Though it’s actually slower than what I expected. The reason seems to be that the JSON is 2 MB big and encoding it takes a lot of time for Python. I’ll investigate that. Another point I discovered, is that by default Gnocchi returns all the datapoints for each granularities available for the asked period, which might double the size of the returned data for nothing if you don’t need it. It’ll be easy to add an option to the API to only retrieve what you need though!
Once benchmarked, that meant I was able to retrieve 6 metric/s per second, which translates to around 260k measures/s.
New measures that are pushed into Gnocchi are processed asynchronously by the gnocchi-metricd daemon. When doing the benchmarks above, I ran into a very interesting issue: sending 10k measures on a metric would make gnocchi-metricd uses up to 2 GB RAM and 120 % CPU for more than 10 minutes.

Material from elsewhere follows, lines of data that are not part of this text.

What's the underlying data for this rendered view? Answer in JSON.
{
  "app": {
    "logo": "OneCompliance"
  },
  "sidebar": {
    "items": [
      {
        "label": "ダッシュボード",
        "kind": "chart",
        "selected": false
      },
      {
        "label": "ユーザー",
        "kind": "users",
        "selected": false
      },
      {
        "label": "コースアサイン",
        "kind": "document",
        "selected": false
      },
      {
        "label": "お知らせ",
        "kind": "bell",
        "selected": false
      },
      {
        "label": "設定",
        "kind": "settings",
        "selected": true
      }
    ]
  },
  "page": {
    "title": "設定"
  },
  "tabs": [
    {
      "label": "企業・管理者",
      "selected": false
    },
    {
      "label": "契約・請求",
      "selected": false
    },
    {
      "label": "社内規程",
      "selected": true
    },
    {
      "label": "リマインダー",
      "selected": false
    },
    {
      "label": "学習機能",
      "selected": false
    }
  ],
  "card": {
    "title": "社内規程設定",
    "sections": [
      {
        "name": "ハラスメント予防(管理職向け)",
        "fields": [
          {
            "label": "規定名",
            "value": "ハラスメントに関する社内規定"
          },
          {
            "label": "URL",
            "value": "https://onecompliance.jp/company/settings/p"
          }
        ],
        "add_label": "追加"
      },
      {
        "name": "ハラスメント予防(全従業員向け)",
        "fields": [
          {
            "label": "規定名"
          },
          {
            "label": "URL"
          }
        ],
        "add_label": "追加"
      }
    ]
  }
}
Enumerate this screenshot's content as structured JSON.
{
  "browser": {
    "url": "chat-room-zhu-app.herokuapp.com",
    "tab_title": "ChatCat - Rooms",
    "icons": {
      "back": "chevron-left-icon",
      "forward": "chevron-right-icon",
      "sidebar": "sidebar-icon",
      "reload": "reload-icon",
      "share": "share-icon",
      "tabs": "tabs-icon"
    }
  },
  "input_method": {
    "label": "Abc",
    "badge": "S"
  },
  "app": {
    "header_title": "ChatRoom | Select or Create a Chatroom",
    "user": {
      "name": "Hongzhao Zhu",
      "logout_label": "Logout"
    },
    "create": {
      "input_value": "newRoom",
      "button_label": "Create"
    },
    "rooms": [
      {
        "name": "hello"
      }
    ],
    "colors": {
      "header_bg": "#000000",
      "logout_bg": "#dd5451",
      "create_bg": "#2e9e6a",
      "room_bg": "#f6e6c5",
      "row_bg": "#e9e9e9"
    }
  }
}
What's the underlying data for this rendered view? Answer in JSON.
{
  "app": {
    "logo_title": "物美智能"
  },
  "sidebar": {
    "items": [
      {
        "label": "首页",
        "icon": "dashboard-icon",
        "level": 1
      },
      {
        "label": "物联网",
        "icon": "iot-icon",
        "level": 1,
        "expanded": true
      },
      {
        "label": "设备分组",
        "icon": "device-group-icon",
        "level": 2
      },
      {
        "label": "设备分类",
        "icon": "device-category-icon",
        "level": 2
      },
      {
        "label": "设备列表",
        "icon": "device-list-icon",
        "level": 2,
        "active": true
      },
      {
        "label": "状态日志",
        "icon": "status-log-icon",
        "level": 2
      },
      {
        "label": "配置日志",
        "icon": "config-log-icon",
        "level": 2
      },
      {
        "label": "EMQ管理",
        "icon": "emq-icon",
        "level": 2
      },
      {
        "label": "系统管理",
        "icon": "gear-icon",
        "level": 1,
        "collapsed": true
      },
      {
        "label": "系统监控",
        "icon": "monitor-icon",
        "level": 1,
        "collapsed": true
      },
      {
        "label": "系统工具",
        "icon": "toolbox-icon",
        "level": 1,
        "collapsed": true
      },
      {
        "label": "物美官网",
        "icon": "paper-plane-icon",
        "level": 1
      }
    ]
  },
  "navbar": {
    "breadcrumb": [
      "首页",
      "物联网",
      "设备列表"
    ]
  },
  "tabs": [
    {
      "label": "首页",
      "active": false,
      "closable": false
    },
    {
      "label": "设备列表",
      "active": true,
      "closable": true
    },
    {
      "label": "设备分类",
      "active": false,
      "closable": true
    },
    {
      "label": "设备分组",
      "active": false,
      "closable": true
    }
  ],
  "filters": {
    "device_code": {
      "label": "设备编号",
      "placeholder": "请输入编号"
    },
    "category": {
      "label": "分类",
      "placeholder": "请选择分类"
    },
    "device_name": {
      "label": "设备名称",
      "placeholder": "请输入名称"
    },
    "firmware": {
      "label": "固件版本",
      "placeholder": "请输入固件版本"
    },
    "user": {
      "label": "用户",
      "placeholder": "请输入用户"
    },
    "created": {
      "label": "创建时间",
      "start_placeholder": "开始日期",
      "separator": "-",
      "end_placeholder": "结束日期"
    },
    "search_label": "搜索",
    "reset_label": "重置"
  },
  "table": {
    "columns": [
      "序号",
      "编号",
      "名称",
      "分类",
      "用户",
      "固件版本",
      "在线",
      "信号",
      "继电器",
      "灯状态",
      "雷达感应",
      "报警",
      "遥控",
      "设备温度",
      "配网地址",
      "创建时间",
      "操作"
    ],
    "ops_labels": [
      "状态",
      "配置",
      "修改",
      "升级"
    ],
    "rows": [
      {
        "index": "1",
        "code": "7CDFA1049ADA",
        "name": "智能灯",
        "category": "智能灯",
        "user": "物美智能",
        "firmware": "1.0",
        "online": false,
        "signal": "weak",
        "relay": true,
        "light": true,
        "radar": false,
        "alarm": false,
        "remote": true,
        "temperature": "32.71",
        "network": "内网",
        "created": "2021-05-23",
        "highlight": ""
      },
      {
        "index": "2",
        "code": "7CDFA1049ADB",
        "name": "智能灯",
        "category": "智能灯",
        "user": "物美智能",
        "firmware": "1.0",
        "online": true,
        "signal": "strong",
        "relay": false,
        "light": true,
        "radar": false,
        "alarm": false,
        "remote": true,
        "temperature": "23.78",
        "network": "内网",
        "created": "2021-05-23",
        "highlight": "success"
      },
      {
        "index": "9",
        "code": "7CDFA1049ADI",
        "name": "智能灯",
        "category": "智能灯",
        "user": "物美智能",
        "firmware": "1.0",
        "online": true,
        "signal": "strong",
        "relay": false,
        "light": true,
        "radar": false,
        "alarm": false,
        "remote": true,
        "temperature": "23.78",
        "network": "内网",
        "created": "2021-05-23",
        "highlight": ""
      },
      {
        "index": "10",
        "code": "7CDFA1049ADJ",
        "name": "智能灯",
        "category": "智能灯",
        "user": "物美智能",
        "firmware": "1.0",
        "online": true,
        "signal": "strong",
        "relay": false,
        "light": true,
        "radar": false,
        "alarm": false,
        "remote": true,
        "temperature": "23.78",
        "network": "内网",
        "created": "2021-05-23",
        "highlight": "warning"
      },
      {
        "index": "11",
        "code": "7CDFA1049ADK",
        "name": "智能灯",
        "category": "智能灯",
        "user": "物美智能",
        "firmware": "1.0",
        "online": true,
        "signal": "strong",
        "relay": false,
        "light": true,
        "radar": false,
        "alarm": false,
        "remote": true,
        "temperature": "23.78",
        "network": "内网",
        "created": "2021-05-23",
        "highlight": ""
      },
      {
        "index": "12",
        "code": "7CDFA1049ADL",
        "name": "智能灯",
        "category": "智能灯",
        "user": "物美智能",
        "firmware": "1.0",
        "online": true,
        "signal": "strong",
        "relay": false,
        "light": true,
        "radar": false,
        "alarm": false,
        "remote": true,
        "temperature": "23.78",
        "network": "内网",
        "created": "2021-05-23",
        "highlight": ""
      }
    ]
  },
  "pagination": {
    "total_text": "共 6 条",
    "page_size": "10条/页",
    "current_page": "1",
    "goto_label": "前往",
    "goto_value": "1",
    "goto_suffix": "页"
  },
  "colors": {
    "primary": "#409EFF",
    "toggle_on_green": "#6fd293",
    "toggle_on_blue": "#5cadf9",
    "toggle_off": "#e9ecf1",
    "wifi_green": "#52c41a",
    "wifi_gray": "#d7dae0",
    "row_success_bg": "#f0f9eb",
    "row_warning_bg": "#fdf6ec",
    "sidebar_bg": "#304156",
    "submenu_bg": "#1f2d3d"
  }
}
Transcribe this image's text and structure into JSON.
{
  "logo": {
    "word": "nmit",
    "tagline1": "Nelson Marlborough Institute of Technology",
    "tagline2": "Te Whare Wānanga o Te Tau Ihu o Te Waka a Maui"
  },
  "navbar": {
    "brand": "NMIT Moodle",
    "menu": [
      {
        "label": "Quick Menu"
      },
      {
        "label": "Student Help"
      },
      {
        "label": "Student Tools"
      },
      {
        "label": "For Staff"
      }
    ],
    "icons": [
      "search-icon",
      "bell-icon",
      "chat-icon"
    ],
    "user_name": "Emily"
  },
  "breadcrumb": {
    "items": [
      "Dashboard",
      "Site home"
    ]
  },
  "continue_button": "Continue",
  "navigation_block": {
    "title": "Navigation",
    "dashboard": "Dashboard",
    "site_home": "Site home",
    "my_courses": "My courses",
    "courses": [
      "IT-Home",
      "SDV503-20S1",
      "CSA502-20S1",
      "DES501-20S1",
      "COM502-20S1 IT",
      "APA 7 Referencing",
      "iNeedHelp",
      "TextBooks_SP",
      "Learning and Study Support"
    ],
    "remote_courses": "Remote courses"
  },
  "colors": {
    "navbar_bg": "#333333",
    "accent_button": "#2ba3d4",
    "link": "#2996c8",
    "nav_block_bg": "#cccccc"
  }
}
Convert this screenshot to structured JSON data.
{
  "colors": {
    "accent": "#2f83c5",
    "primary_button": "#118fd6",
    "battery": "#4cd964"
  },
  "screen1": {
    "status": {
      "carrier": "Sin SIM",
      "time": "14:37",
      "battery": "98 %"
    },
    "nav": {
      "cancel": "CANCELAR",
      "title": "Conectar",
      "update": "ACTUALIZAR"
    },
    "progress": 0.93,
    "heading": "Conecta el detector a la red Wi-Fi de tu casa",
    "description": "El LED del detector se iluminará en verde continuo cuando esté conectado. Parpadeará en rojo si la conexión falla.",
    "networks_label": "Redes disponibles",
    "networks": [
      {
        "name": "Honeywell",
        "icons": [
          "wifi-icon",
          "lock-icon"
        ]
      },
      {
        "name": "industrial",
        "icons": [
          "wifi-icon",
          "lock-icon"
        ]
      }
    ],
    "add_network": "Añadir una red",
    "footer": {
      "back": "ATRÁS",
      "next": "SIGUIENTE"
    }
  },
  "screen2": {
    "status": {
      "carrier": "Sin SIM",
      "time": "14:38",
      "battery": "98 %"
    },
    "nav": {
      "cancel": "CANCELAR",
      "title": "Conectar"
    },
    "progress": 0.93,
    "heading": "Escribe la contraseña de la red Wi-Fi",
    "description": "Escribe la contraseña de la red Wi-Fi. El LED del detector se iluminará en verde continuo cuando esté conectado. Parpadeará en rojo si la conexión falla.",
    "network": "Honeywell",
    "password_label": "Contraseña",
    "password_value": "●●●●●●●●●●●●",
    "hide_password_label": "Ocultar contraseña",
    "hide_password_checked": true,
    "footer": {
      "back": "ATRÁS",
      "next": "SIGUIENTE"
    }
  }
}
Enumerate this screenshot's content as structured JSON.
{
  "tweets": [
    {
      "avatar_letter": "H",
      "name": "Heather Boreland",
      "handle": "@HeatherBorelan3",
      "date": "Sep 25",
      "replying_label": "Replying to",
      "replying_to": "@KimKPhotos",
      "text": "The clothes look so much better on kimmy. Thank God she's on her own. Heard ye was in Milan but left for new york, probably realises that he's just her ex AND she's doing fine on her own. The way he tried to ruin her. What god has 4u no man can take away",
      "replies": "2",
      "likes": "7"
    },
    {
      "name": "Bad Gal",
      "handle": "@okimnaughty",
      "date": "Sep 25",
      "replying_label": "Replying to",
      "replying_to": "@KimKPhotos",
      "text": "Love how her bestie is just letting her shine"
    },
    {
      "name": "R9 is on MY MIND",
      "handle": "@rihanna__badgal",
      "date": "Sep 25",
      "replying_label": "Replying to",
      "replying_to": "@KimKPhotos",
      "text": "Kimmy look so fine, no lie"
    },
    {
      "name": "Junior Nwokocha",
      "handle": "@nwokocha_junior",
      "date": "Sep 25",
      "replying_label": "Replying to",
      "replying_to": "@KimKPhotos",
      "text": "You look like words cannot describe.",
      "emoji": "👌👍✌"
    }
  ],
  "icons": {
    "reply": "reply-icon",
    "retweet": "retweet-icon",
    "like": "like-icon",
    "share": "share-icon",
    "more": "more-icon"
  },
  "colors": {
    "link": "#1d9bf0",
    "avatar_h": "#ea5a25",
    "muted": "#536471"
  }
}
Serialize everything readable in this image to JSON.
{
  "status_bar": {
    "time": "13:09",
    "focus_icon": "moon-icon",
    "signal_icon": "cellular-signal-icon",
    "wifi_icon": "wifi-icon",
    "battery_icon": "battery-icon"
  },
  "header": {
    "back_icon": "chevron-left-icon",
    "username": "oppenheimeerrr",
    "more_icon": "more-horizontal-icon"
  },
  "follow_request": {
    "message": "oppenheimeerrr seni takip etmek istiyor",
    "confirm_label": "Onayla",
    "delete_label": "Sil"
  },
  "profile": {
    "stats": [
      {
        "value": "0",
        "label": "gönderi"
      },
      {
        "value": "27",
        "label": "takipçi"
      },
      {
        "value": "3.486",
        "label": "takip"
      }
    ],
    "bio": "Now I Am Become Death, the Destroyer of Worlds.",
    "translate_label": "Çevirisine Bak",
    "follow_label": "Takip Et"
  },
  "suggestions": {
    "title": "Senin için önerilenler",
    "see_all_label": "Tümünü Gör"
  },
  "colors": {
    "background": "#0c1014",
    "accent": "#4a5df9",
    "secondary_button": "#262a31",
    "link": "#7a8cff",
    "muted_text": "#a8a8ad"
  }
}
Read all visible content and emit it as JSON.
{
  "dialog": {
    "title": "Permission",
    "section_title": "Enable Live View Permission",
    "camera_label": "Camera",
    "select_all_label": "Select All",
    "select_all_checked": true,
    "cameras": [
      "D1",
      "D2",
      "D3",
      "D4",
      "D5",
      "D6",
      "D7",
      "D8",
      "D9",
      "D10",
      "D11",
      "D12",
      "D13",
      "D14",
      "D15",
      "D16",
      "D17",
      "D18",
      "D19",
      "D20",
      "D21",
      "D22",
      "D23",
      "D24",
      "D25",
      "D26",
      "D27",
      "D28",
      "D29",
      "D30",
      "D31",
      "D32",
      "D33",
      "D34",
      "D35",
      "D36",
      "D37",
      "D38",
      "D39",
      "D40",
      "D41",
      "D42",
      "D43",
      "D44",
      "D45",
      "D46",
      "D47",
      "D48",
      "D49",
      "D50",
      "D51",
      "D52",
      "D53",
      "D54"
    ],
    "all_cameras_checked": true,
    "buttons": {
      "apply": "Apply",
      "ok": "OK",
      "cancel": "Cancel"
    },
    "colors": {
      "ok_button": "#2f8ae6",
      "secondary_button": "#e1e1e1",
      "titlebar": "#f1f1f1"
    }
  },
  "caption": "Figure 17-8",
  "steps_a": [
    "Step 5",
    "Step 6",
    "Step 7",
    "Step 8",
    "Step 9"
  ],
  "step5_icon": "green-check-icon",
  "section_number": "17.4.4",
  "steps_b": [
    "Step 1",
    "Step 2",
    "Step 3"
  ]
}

After further investigation, I found that the naive approach we used to resample datapoints in Carbonara using Pandas was causing that. I reported a bug on Pandas and the upstream author was kind enough to provide a nice workaround, that I sent as a pull request to Pandas documentation.
I wrote a fix for Gnocchi based on that, and started using it. Computing the standard aggregation methods set (std, count, 95pct, min, max, sum, median, mean) for 10k batches of 1 measure (worst case scenario) for one metric with 10k measures now takes only 20 seconds and uses 100 MB of RAM – 45× faster. That means that in normal operations, where only a few new measures are processed, the operation of updating a metric only takes a few milliseconds. Awesome!
Comparison with Ceilometer
For comparison sake, I’ve quickly run some read operations benchmark in Ceilometer. I’ve fed it with one month of samples for 100 instances polled every minute. That represents roughly 4.3M samples injected, and that took a while – almost 1 hour whereas it would have taken less than a minute in Gnocchi. Then I tried to retrieve some statistics in the same way that we provide them in Gnocchi, which mean aggregating them over a period of 60 seconds over a month.
Obviously, Ceilometer is very slow. It has to look into 4M of samples to compute and return the result, which takes a lot of time. Whereas Gnocchi just has to fetch a file and pass it over. That also means that the more samples you have (so the more time you collect data and the more resources you have), slower Ceilometer will become. This is not a problem with Gnocchi, as I emphasized when I started designing it.
Most Gnocchi operations are O(log R) where R is the number of metrics or resources, whereas most Ceilometer operations are O(log S) where S is the number of samples (measures). Since is R millions of time smaller than S, Gnocchi gets to be much faster.
And what’s even more interesting, is that Gnocchi is entirely scalable horizontally. Adding more Gnocchi servers (for the API and its background processing worker metricd) will multiply Gnocchi performances by the number of servers added.
There are several things to improve in Gnocchi, such as splitting Carbonara archives to make them more efficient, especially from drivers such as Ceph and Swift. It’s already on my plate, and I’m looking forwarding to working on that!
And if you have any questions, feel free to shoot them in the comment section.